## What the exercise asks:
This exercise asks for every line of the material that contains the word "time".

## Given records:
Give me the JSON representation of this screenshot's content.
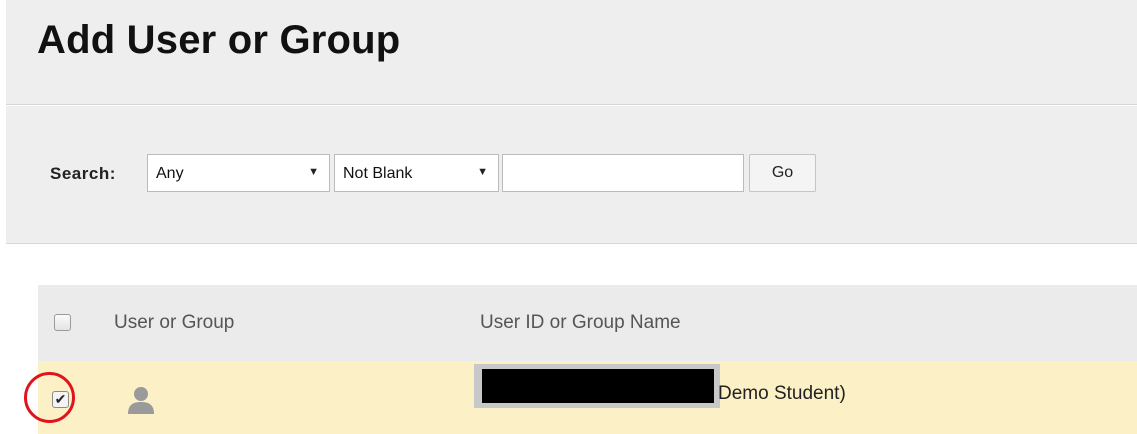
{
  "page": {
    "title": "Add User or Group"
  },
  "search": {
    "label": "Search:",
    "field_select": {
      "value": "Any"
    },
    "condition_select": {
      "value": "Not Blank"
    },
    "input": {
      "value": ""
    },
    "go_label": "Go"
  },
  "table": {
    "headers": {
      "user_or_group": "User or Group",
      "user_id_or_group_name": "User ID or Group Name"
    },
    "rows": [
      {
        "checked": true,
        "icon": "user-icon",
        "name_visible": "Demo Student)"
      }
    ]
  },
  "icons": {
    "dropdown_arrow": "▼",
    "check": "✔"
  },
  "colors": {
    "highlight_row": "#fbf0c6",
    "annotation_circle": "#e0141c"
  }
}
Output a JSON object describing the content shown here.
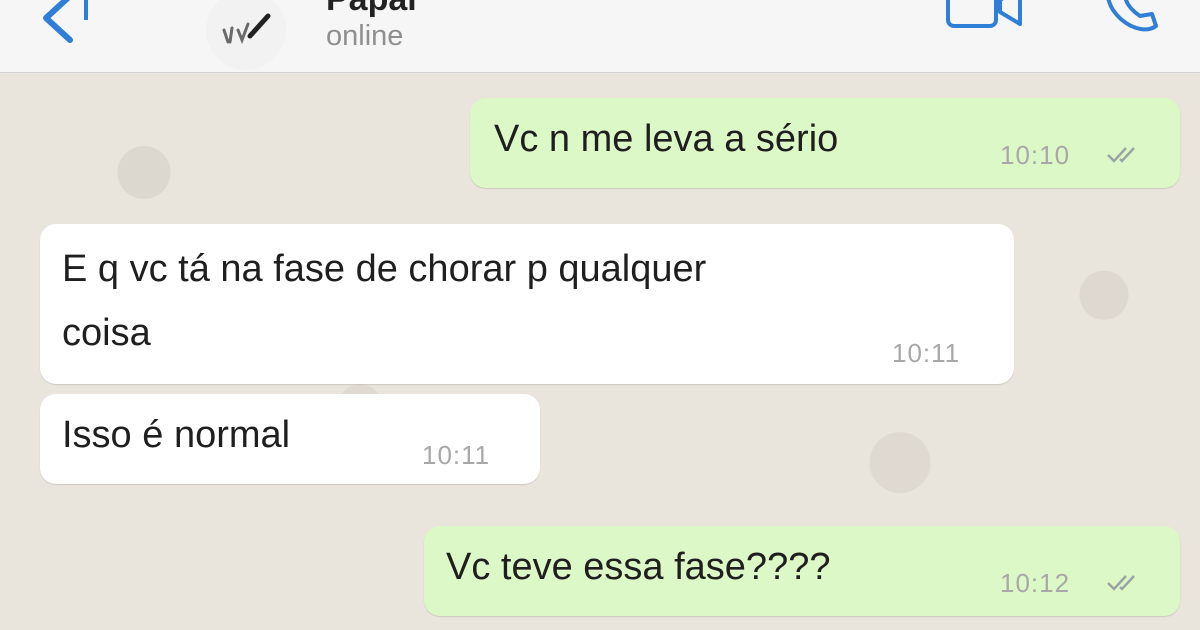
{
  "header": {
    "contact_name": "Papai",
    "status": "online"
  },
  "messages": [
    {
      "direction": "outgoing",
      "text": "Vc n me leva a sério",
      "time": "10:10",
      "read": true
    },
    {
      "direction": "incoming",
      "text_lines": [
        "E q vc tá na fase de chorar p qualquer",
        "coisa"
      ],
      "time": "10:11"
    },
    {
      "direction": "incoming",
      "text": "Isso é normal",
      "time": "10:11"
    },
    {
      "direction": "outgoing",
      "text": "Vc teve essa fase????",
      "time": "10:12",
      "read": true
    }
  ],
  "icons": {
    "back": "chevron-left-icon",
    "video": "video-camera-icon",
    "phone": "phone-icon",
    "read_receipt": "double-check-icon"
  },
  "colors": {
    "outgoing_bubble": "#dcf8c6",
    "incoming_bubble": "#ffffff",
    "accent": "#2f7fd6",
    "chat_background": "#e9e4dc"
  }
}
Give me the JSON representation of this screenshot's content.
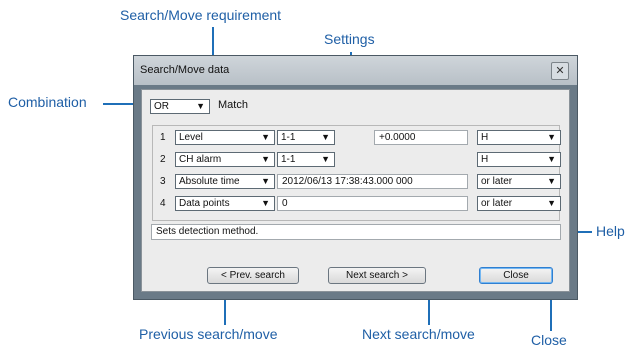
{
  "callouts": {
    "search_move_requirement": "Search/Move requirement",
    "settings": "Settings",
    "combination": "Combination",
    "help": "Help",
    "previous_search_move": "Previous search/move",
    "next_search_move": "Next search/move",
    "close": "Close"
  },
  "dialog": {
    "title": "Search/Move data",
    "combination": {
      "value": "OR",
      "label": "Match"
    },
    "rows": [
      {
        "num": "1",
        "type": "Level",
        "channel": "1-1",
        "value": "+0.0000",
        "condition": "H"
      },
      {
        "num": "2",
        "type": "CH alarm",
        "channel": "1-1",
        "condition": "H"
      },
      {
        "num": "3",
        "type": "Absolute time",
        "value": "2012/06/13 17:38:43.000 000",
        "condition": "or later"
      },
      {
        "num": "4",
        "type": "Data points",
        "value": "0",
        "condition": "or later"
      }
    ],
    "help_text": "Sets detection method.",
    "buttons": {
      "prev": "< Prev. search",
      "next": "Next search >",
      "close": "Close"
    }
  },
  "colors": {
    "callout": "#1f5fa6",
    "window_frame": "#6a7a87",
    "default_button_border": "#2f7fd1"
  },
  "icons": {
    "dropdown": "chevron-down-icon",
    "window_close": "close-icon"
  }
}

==

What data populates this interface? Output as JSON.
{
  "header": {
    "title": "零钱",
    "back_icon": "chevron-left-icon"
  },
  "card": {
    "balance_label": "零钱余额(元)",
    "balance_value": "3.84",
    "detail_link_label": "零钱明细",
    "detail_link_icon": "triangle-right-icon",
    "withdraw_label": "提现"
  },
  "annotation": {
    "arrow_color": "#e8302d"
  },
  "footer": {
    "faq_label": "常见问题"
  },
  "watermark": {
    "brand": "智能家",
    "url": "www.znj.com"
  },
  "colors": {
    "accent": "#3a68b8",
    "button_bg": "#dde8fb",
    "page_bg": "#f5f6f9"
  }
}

## Answer space:
      "time": "10:10",
      "time": "10:11"
      "time": "10:11"
      "time": "10:12",
        "type": "Absolute time",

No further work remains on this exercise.